This fern prefers organic fertilizers, if they are not in your arsenal of funds - then complex universal fertilizers or special fertilizers for ferns. Top dressing is applied only during active growth, from mid-spring and all summer, with the standard frequent 1 procedure in 2-3 weeks.
Transplant and substrate
Change of containers for microsorum is carried out only when the previous pot becomes too close for the fern, the roots literally begin to crawl out of the container. Usually this fern is transplanted no more than 1 time in 2-3 years. The optimal time is the beginning of active growth in February or March.
For microsorums, not classic pots are used, but cups are very wide and as low as possible. Microsorums look great in hanging flowerpots, flowerpots on legs, decorative stands.

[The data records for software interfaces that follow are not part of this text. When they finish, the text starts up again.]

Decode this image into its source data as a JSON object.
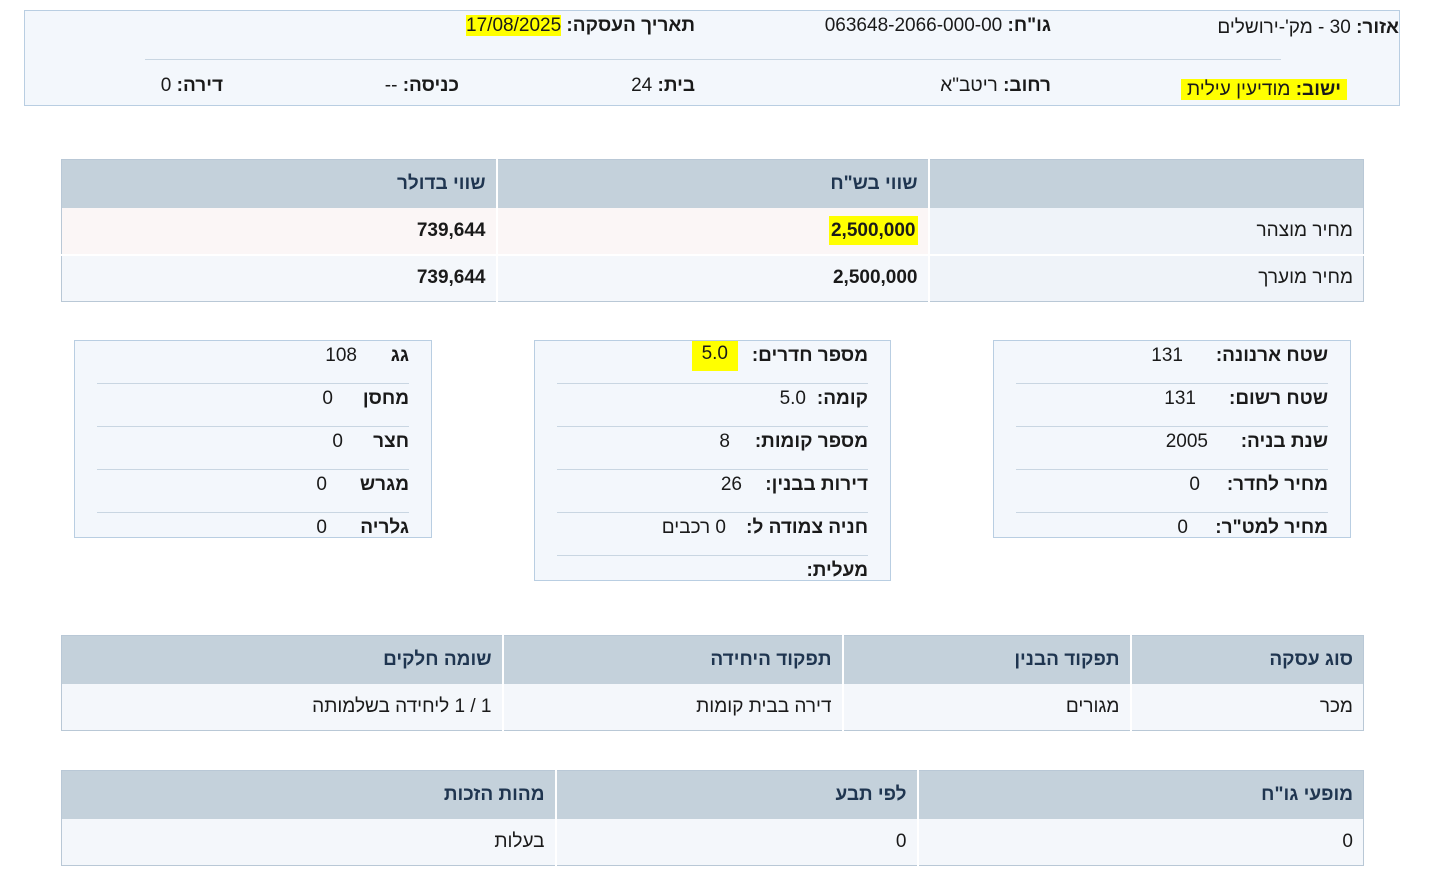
{
  "header": {
    "area_label": "אזור:",
    "area_value": "30 - מק'-ירושלים",
    "gush_label": "גו\"ח:",
    "gush_value": "063648-2066-000-00",
    "date_label": "תאריך העסקה:",
    "date_value": "17/08/2025",
    "settlement_label": "ישוב:",
    "settlement_value": "מודיעין עילית",
    "street_label": "רחוב:",
    "street_value": "ריטב\"א",
    "house_label": "בית:",
    "house_value": "24",
    "entrance_label": "כניסה:",
    "entrance_value": "--",
    "apartment_label": "דירה:",
    "apartment_value": "0"
  },
  "price_table": {
    "headers": [
      "",
      "שווי בש\"ח",
      "שווי בדולר"
    ],
    "rows": [
      {
        "label": "מחיר מוצהר",
        "ils": "2,500,000",
        "usd": "739,644"
      },
      {
        "label": "מחיר מוערך",
        "ils": "2,500,000",
        "usd": "739,644"
      }
    ]
  },
  "details_right": [
    {
      "label": "שטח ארנונה:",
      "value": "131"
    },
    {
      "label": "שטח רשום:",
      "value": "131"
    },
    {
      "label": "שנת בניה:",
      "value": "2005"
    },
    {
      "label": "מחיר לחדר:",
      "value": "0"
    },
    {
      "label": "מחיר למט\"ר:",
      "value": "0"
    }
  ],
  "details_middle": [
    {
      "label": "מספר חדרים:",
      "value": "5.0"
    },
    {
      "label": "קומה:",
      "value": "5.0"
    },
    {
      "label": "מספר קומות:",
      "value": "8"
    },
    {
      "label": "דירות בבנין:",
      "value": "26"
    },
    {
      "label": "חניה צמודה ל:",
      "value": "0 רכבים"
    },
    {
      "label": "מעלית:",
      "value": ""
    }
  ],
  "details_left": [
    {
      "label": "גג",
      "value": "108"
    },
    {
      "label": "מחסן",
      "value": "0"
    },
    {
      "label": "חצר",
      "value": "0"
    },
    {
      "label": "מגרש",
      "value": "0"
    },
    {
      "label": "גלריה",
      "value": "0"
    }
  ],
  "deal_table": {
    "headers": [
      "סוג עסקה",
      "תפקוד הבנין",
      "תפקוד היחידה",
      "שומה חלקים"
    ],
    "row": [
      "מכר",
      "מגורים",
      "דירה בבית קומות",
      "1 / 1 ליחידה בשלמותה"
    ]
  },
  "rights_table": {
    "headers": [
      "מופעי גו\"ח",
      "לפי תבע",
      "מהות הזכות"
    ],
    "row": [
      "0",
      "0",
      "בעלות"
    ]
  }
}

The soil for growing microsorums is easy to pick up. Ready-made substrate for ferns or any breathable and loose soil mixture will work equally well. If you mix the substrate yourself, then give preference to a mixture of equal parts of sand, leaf soil and peat, or a mixture of equal parts of turf and sheet soil with half the amount of sand and peat. In the substrate, additives of pine bark, charcoal, sphagnum are only welcome. The optimal pH reaction is from 5.5 to 7.0.
When transplanting a microsorum, an average drainage of at least 2-3 cm high is laid. When planting a fern, it is important to ensure that the plant is not buried in comparison with the previous capacity. Handle the plant very carefully, without removing the substrate, avoiding even the slightest contact with the roots. After transplanting for 3-4 days or a week, the microsorum is kept in a semi-shaded location, with high humidity (you can even install a greenhouse or a cap).

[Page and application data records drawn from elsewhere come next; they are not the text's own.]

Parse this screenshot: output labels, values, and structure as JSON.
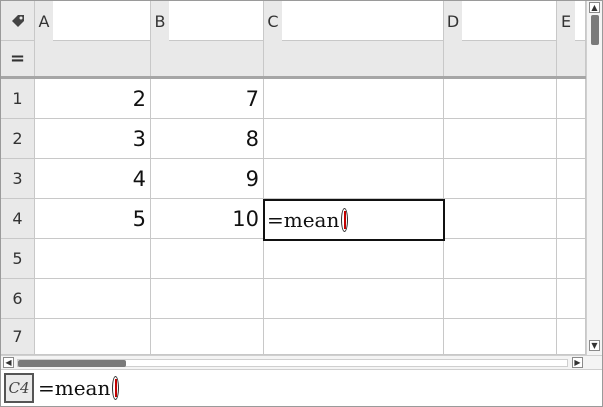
{
  "header": {
    "corner_icon": "tag-icon",
    "columns": [
      "A",
      "B",
      "C",
      "D",
      "E"
    ]
  },
  "formula_row": {
    "label": "="
  },
  "rows": [
    {
      "num": "1",
      "A": "2",
      "B": "7",
      "C": "",
      "D": ""
    },
    {
      "num": "2",
      "A": "3",
      "B": "8",
      "C": "",
      "D": ""
    },
    {
      "num": "3",
      "A": "4",
      "B": "9",
      "C": "",
      "D": ""
    },
    {
      "num": "4",
      "A": "5",
      "B": "10",
      "C": "=mean",
      "D": ""
    },
    {
      "num": "5",
      "A": "",
      "B": "",
      "C": "",
      "D": ""
    },
    {
      "num": "6",
      "A": "",
      "B": "",
      "C": "",
      "D": ""
    },
    {
      "num": "7",
      "A": "",
      "B": "",
      "C": "",
      "D": ""
    }
  ],
  "entry_line": {
    "cell_ref": "C4",
    "text": "=mean"
  },
  "scroll": {
    "horizontal_position": 0.0,
    "vertical_position": 0.0
  },
  "colors": {
    "header_bg": "#e9e9e9",
    "grid_line": "#c8c8c8",
    "cursor_red": "#c00000"
  }
}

Diseases and pests
Microsorums are resistant plants that can only be affected by very dry air. In the vicinity of infected cultures, microsorums are threatened by scale insects, in the absence of spraying - a spider mite. It is better to deal with pests by combined methods, using mechanical removal of insects with increased air humidity and treatment with insecticides in case of a running problem. Quite often, "throws" to the plant and thrips, mealybugs, whiteflies.
Common problems in growing microsorums:
- drying of the tips of the leaves with low soil moisture;
- yellowing of leaves in a sunny place;
- stunting in direct sunlight;
- drying of leaves at low humidity;
- pale color, loss of turgor with improper feeding;
- stunting or stunted growth and loss of leaf attractiveness due to lack of light.
Reproduction of microsorums
The most popular method is rhizome separation. Microsorum can be divided at each transplant, gently cutting young plants, allowing the slices to dry and treating them with crushed coal. The rules for planting divided ferns are the same as for plant transplants.
Getting a fern from a spore is a lot harder. This method is used very rarely; germination requires lower heating, drying of spores, germination on peat in conditions of very high humidity and low light.